* _Provided information_:
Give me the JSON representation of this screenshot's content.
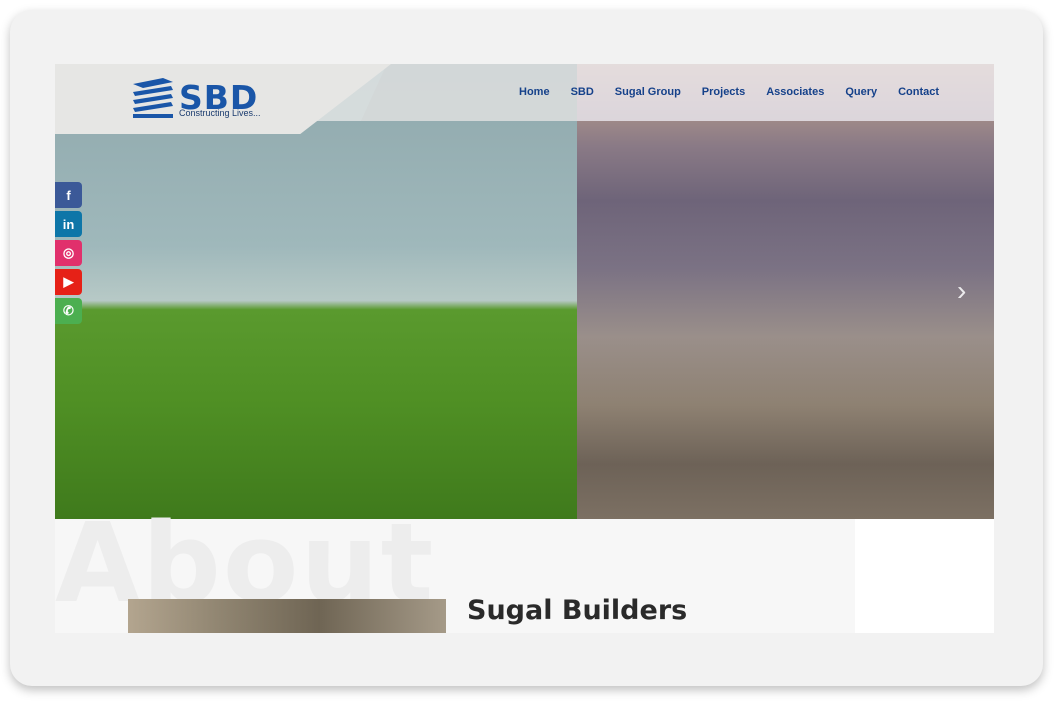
{
  "logo": {
    "brand": "SBD",
    "tagline": "Constructing Lives..."
  },
  "nav": {
    "items": [
      {
        "label": "Home"
      },
      {
        "label": "SBD"
      },
      {
        "label": "Sugal Group"
      },
      {
        "label": "Projects"
      },
      {
        "label": "Associates"
      },
      {
        "label": "Query"
      },
      {
        "label": "Contact"
      }
    ]
  },
  "social": [
    {
      "icon": "facebook-icon",
      "glyph": "f",
      "color": "#3b5998"
    },
    {
      "icon": "linkedin-icon",
      "glyph": "in",
      "color": "#0e76a8"
    },
    {
      "icon": "instagram-icon",
      "glyph": "◎",
      "color": "#e1306c"
    },
    {
      "icon": "youtube-icon",
      "glyph": "▶",
      "color": "#e62117"
    },
    {
      "icon": "whatsapp-icon",
      "glyph": "✆",
      "color": "#4caf50"
    }
  ],
  "carousel": {
    "next_glyph": "›"
  },
  "about": {
    "background_word": "About",
    "heading": "Sugal Builders"
  }
}
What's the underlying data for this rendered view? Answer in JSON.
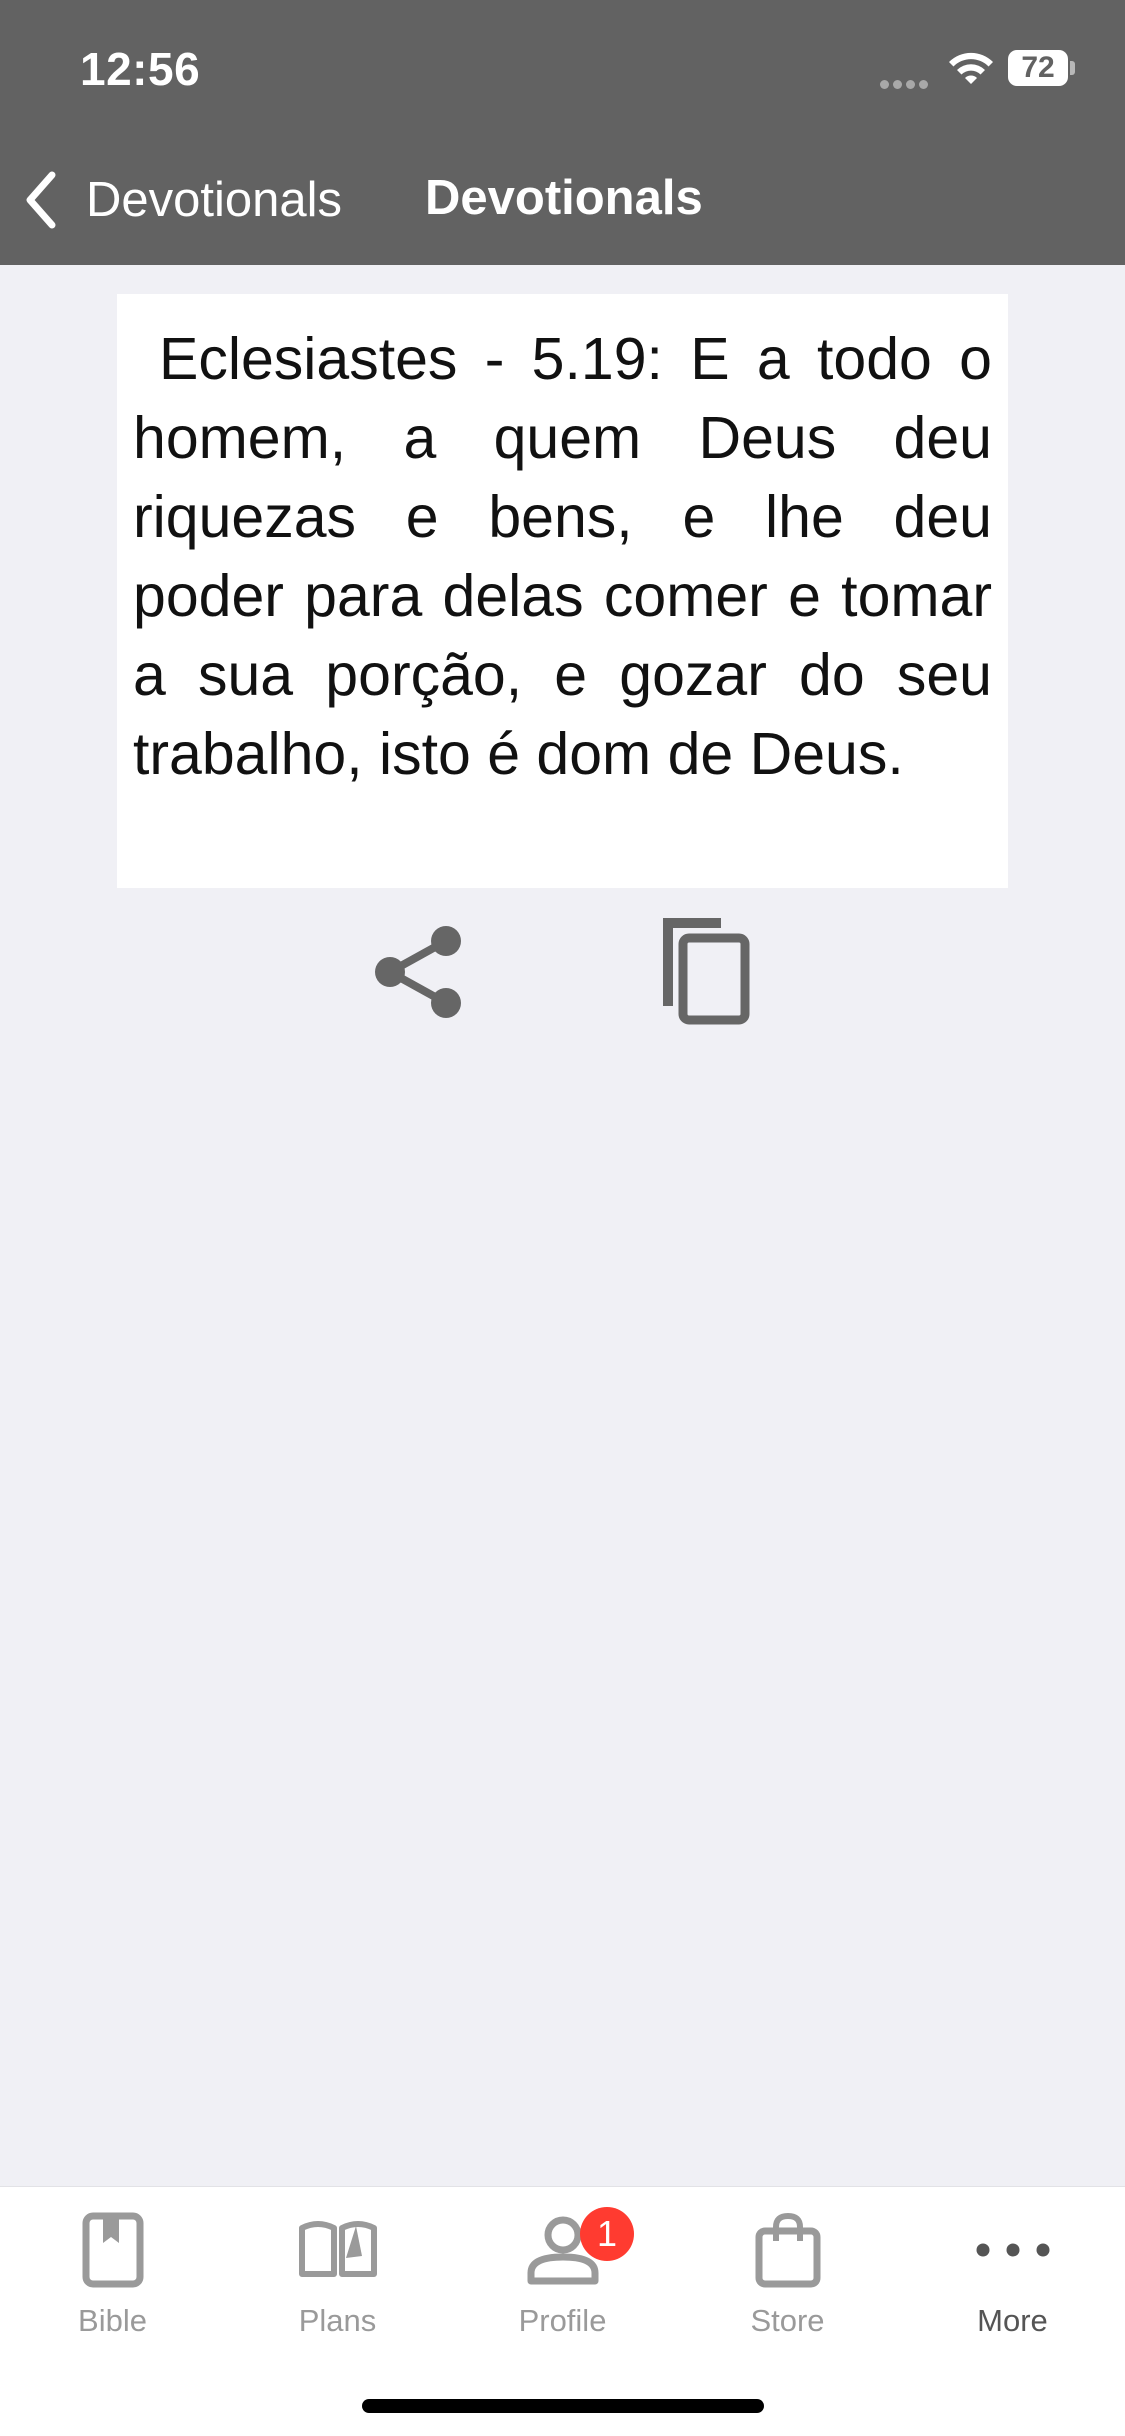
{
  "status_bar": {
    "time": "12:56",
    "battery": "72"
  },
  "nav": {
    "back_label": "Devotionals",
    "title": "Devotionals"
  },
  "verse": {
    "text": "Eclesiastes - 5.19: E a todo o homem, a quem Deus deu riquezas e bens, e lhe deu poder para delas comer e tomar a sua porção, e gozar do seu trabalho, isto é dom de Deus."
  },
  "actions": {
    "share_icon": "share-icon",
    "copy_icon": "copy-icon"
  },
  "tabs": [
    {
      "label": "Bible",
      "icon": "bible-icon"
    },
    {
      "label": "Plans",
      "icon": "book-open-icon"
    },
    {
      "label": "Profile",
      "icon": "person-icon",
      "badge": "1"
    },
    {
      "label": "Store",
      "icon": "shopping-bag-icon"
    },
    {
      "label": "More",
      "icon": "more-icon"
    }
  ],
  "colors": {
    "header": "#626262",
    "background": "#f0f0f5",
    "badge": "#ff3b30",
    "icon": "#666666",
    "tab_inactive": "#9a9a9a"
  }
}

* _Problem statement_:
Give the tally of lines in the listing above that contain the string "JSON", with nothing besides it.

* _Written reply_:
2